> [WHAT IS NEEDED]: Take the listing below and reproduce it in full. Change nothing.

+++

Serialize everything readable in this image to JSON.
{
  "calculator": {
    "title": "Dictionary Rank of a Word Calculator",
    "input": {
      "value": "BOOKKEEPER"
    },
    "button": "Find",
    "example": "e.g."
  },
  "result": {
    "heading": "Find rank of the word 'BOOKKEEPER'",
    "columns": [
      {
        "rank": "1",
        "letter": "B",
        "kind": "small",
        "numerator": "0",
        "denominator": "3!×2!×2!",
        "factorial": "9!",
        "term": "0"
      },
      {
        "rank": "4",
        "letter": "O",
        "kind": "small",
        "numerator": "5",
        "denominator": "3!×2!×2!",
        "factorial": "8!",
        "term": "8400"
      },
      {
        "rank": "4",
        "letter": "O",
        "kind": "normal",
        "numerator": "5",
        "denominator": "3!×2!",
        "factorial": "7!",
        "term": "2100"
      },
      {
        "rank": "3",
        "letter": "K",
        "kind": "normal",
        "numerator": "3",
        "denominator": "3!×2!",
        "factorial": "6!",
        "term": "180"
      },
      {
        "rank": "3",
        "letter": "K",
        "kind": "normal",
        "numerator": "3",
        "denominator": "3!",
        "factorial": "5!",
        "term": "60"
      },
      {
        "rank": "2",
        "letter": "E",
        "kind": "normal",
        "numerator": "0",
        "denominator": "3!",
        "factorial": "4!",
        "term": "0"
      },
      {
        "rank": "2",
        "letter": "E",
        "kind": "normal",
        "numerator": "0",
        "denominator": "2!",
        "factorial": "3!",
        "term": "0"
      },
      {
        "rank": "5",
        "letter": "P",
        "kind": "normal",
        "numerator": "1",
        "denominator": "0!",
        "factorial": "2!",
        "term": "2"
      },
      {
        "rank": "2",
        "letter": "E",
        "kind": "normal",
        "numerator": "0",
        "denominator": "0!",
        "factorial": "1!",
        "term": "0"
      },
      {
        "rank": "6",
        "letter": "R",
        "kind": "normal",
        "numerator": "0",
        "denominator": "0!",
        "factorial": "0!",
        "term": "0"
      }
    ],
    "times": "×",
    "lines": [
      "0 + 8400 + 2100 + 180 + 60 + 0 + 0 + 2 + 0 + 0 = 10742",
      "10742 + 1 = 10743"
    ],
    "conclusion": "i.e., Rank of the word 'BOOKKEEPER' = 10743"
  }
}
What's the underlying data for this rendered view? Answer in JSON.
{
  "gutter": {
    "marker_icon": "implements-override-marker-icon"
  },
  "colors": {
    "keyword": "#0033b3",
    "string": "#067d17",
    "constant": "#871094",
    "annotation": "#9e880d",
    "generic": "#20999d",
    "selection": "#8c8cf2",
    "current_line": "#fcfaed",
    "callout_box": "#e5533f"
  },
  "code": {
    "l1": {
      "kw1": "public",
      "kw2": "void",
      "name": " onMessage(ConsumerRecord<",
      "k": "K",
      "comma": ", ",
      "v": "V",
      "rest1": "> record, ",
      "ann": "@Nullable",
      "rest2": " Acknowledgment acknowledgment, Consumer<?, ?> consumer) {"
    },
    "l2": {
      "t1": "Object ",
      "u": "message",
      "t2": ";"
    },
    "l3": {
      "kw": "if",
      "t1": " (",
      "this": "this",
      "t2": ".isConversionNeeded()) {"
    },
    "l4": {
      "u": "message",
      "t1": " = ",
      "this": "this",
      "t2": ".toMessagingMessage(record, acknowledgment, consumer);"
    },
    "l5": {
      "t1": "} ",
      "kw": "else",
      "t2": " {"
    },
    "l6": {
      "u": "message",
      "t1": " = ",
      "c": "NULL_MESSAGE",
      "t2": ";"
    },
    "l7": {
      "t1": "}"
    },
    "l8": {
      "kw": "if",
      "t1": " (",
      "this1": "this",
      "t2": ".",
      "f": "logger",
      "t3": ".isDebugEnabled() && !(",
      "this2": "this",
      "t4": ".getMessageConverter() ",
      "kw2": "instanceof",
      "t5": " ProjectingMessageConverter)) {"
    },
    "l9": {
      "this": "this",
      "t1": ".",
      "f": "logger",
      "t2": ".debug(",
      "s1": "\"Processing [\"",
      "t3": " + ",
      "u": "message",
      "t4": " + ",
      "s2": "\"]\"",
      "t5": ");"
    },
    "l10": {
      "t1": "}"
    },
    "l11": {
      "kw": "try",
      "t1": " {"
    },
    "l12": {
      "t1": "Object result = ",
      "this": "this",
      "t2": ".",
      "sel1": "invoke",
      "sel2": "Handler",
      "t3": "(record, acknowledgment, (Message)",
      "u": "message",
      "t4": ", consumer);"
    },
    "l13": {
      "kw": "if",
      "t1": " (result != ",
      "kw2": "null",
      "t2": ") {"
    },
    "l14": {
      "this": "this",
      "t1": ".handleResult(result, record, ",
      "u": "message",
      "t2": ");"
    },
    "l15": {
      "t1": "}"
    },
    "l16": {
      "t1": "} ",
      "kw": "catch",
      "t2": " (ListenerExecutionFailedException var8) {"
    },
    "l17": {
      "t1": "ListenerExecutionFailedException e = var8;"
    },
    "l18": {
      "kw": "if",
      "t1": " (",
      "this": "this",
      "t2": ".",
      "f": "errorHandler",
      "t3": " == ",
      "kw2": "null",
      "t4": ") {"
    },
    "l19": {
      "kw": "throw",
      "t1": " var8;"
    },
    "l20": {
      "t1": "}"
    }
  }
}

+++

> [OUTPUT OF THE TASK]:
Serialize everything readable in this image to JSON.
{
  "calculator": {
    "title": "Dictionary Rank of a Word Calculator",
    "input": {
      "value": "BOOKKEEPER"
    },
    "button": "Find",
    "example": "e.g."
  },
  "result": {
    "heading": "Find rank of the word 'BOOKKEEPER'",
    "columns": [
      {
        "rank": "1",
        "letter": "B",
        "kind": "small",
        "numerator": "0",
        "denominator": "3!×2!×2!",
        "factorial": "9!",
        "term": "0"
      },
      {
        "rank": "4",
        "letter": "O",
        "kind": "small",
        "numerator": "5",
        "denominator": "3!×2!×2!",
        "factorial": "8!",
        "term": "8400"
      },
      {
        "rank": "4",
        "letter": "O",
        "kind": "normal",
        "numerator": "5",
        "denominator": "3!×2!",
        "factorial": "7!",
        "term": "2100"
      },
      {
        "rank": "3",
        "letter": "K",
        "kind": "normal",
        "numerator": "3",
        "denominator": "3!×2!",
        "factorial": "6!",
        "term": "180"
      },
      {
        "rank": "3",
        "letter": "K",
        "kind": "normal",
        "numerator": "3",
        "denominator": "3!",
        "factorial": "5!",
        "term": "60"
      },
      {
        "rank": "2",
        "letter": "E",
        "kind": "normal",
        "numerator": "0",
        "denominator": "3!",
        "factorial": "4!",
        "term": "0"
      },
      {
        "rank": "2",
        "letter": "E",
        "kind": "normal",
        "numerator": "0",
        "denominator": "2!",
        "factorial": "3!",
        "term": "0"
      },
      {
        "rank": "5",
        "letter": "P",
        "kind": "normal",
        "numerator": "1",
        "denominator": "0!",
        "factorial": "2!",
        "term": "2"
      },
      {
        "rank": "2",
        "letter": "E",
        "kind": "normal",
        "numerator": "0",
        "denominator": "0!",
        "factorial": "1!",
        "term": "0"
      },
      {
        "rank": "6",
        "letter": "R",
        "kind": "normal",
        "numerator": "0",
        "denominator": "0!",
        "factorial": "0!",
        "term": "0"
      }
    ],
    "times": "×",
    "lines": [
      "0 + 8400 + 2100 + 180 + 60 + 0 + 0 + 2 + 0 + 0 = 10742",
      "10742 + 1 = 10743"
    ],
    "conclusion": "i.e., Rank of the word 'BOOKKEEPER' = 10743"
  }
}
What's the underlying data for this rendered view? Answer in JSON.
{
  "gutter": {
    "marker_icon": "implements-override-marker-icon"
  },
  "colors": {
    "keyword": "#0033b3",
    "string": "#067d17",
    "constant": "#871094",
    "annotation": "#9e880d",
    "generic": "#20999d",
    "selection": "#8c8cf2",
    "current_line": "#fcfaed",
    "callout_box": "#e5533f"
  },
  "code": {
    "l1": {
      "kw1": "public",
      "kw2": "void",
      "name": " onMessage(ConsumerRecord<",
      "k": "K",
      "comma": ", ",
      "v": "V",
      "rest1": "> record, ",
      "ann": "@Nullable",
      "rest2": " Acknowledgment acknowledgment, Consumer<?, ?> consumer) {"
    },
    "l2": {
      "t1": "Object ",
      "u": "message",
      "t2": ";"
    },
    "l3": {
      "kw": "if",
      "t1": " (",
      "this": "this",
      "t2": ".isConversionNeeded()) {"
    },
    "l4": {
      "u": "message",
      "t1": " = ",
      "this": "this",
      "t2": ".toMessagingMessage(record, acknowledgment, consumer);"
    },
    "l5": {
      "t1": "} ",
      "kw": "else",
      "t2": " {"
    },
    "l6": {
      "u": "message",
      "t1": " = ",
      "c": "NULL_MESSAGE",
      "t2": ";"
    },
    "l7": {
      "t1": "}"
    },
    "l8": {
      "kw": "if",
      "t1": " (",
      "this1": "this",
      "t2": ".",
      "f": "logger",
      "t3": ".isDebugEnabled() && !(",
      "this2": "this",
      "t4": ".getMessageConverter() ",
      "kw2": "instanceof",
      "t5": " ProjectingMessageConverter)) {"
    },
    "l9": {
      "this": "this",
      "t1": ".",
      "f": "logger",
      "t2": ".debug(",
      "s1": "\"Processing [\"",
      "t3": " + ",
      "u": "message",
      "t4": " + ",
      "s2": "\"]\"",
      "t5": ");"
    },
    "l10": {
      "t1": "}"
    },
    "l11": {
      "kw": "try",
      "t1": " {"
    },
    "l12": {
      "t1": "Object result = ",
      "this": "this",
      "t2": ".",
      "sel1": "invoke",
      "sel2": "Handler",
      "t3": "(record, acknowledgment, (Message)",
      "u": "message",
      "t4": ", consumer);"
    },
    "l13": {
      "kw": "if",
      "t1": " (result != ",
      "kw2": "null",
      "t2": ") {"
    },
    "l14": {
      "this": "this",
      "t1": ".handleResult(result, record, ",
      "u": "message",
      "t2": ");"
    },
    "l15": {
      "t1": "}"
    },
    "l16": {
      "t1": "} ",
      "kw": "catch",
      "t2": " (ListenerExecutionFailedException var8) {"
    },
    "l17": {
      "t1": "ListenerExecutionFailedException e = var8;"
    },
    "l18": {
      "kw": "if",
      "t1": " (",
      "this": "this",
      "t2": ".",
      "f": "errorHandler",
      "t3": " == ",
      "kw2": "null",
      "t4": ") {"
    },
    "l19": {
      "kw": "throw",
      "t1": " var8;"
    },
    "l20": {
      "t1": "}"
    }
  }
}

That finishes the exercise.